**What is required:** Going through the entries, how many lines include the string "symbol"? Answer only with the number.

**Extracted information:**
[Start of Attachment]

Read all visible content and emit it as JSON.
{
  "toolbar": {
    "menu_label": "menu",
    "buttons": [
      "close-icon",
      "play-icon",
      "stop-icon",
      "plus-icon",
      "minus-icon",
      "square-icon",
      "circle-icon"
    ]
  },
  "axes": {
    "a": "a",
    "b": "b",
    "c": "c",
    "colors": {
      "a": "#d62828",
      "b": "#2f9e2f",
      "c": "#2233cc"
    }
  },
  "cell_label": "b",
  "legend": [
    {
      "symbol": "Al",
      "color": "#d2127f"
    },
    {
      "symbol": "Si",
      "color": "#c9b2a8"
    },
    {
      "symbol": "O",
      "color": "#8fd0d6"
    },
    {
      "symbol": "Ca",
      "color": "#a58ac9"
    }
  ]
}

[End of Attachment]
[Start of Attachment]

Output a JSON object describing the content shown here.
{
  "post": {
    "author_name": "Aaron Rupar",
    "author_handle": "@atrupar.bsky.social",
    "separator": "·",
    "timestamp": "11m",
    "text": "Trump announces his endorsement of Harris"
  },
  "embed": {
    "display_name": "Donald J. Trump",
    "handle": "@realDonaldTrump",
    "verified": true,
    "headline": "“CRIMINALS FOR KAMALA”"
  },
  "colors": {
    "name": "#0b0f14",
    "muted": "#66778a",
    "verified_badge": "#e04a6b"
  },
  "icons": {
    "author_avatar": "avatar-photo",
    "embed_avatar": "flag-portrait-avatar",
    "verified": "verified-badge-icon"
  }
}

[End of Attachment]

**Response:** 4